There is no scientific determination as to which color is better. On a personal note, as a farrier, I like white hooves simple because it is easier for me to see the various imperfections of the hoof while I'm working on them. I take nothing away from black hooves and the majority of horses I work on have them. But ultimately the debate is simply a myth.

Russell Bloodworth is a Certified Farrier.
He owns, Farrier Services, in Greenville, AL, and
works on horses throughout south Alabama and
and the Florida panhandle.
http://www.bwfa.net/hooves_white_vs_black.html
Cattleman is offline   Reply With Quote
Old 11-13-2012, 09:36 PM   #25
Jimmy
Foal
 
Join Date: Aug 2012
Posts: 157
Default

Thanks for that post, Cattleman. BTW Weren't my nippers anyway.
Jimmy is offline   Reply With Quote
Old 11-14-2012, 08:44 AM   #26
flyingcollie
Weanling
 
Join Date: Oct 2012
Location: Blackfoot, Idaho
Posts: 87
Default

Quote:
Originally Posted by Cattleman View Post
. . . he [Butler]conducted a study on white versus black hooves by taking squares of hoof material and crushing them in a compressor. "There was no difference between black and white," . . .

. . . "Some Paint Horses have extremely brittle white hooves and others donít. Appaloosas seem to have extremely strong feet, no matter what color; genetic propensity seems to be more important than the color of the hoof." . . .

. . . The biggest differences among the strengths of a horse's hooves is due to moisture content and genetics . . .
I think an engineer would say Butler's test was incomplete - compressive strength doesn't tell you much about tensile strength or wearability. Those other quotes have a lot of sense to 'em. Good post, Cattleman, thanks !
flyingcollie is offline   Reply With Quote
Old 11-14-2012, 12:10 PM   #27
Cattleman
Foal
 
Cattleman's Avatar
 
Join Date: Nov 2011
Posts: 148
Default

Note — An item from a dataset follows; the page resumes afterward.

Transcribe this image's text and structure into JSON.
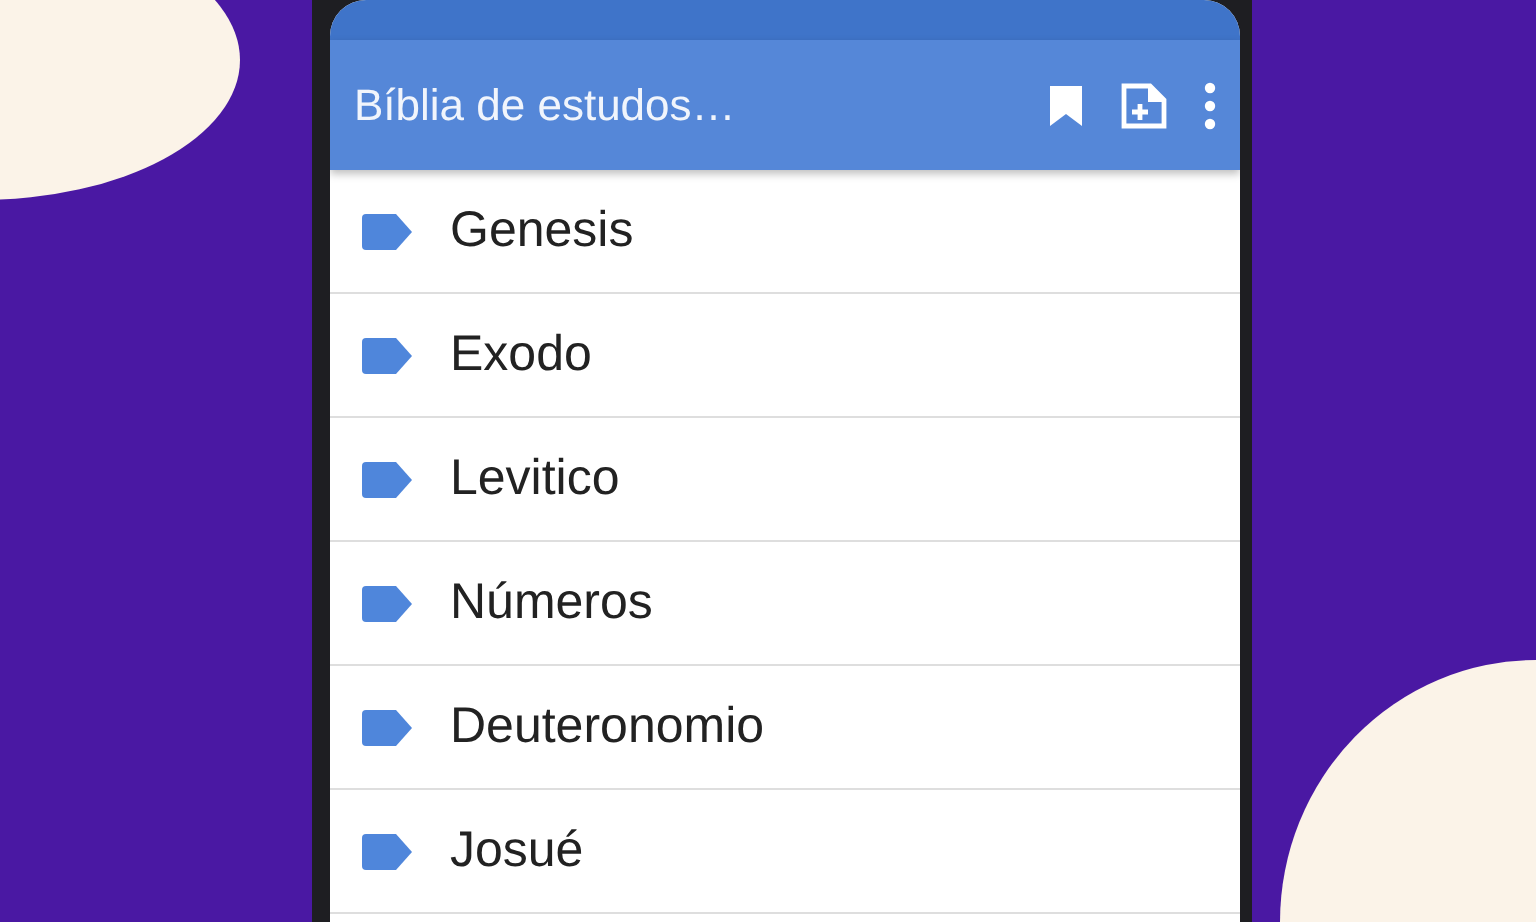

Quote:
Originally Posted by flyingcollie View Post
I think an engineer would say Butler's test was incomplete - compressive strength doesn't tell you much about tensile strength or wearability. Those other quotes have a lot of sense to 'em. Good post, Cattleman, thanks !
I wondered if someone would bring that up A test to determine wearability would be difficult to isolate, and get reliable results. I wonder if someone has tried though.
Cattleman is offline   Reply With Quote
Old 11-14-2012, 02:54 PM   #28
MikeF
Foal
 
Join Date: Dec 2011
Posts: 17
Default

Thanks for the info, Cattleman. I have some horses with white feet and I have horses with black feet. It is much easier to see inflamation and bruising on a white foot, than on a black foot, so some might also get the impression the black foot is healthier even when similar problems may exist.
MikeF is offline   Reply With Quote
Reply

Thread Tools
Display Modes

Posting Rules
You may not post new threads
You may not post replies
You may not post attachments
You may not edit your posts

BB code is On
Smilies are On
[IMG] code is On
HTML code is Off

Forum Jump


All times are GMT -7. The time now is 09:50 PM.


Powered by vBulletin® Version 3.8.7
Copyright ©2000 - 2018, vBulletin Solutions, Inc.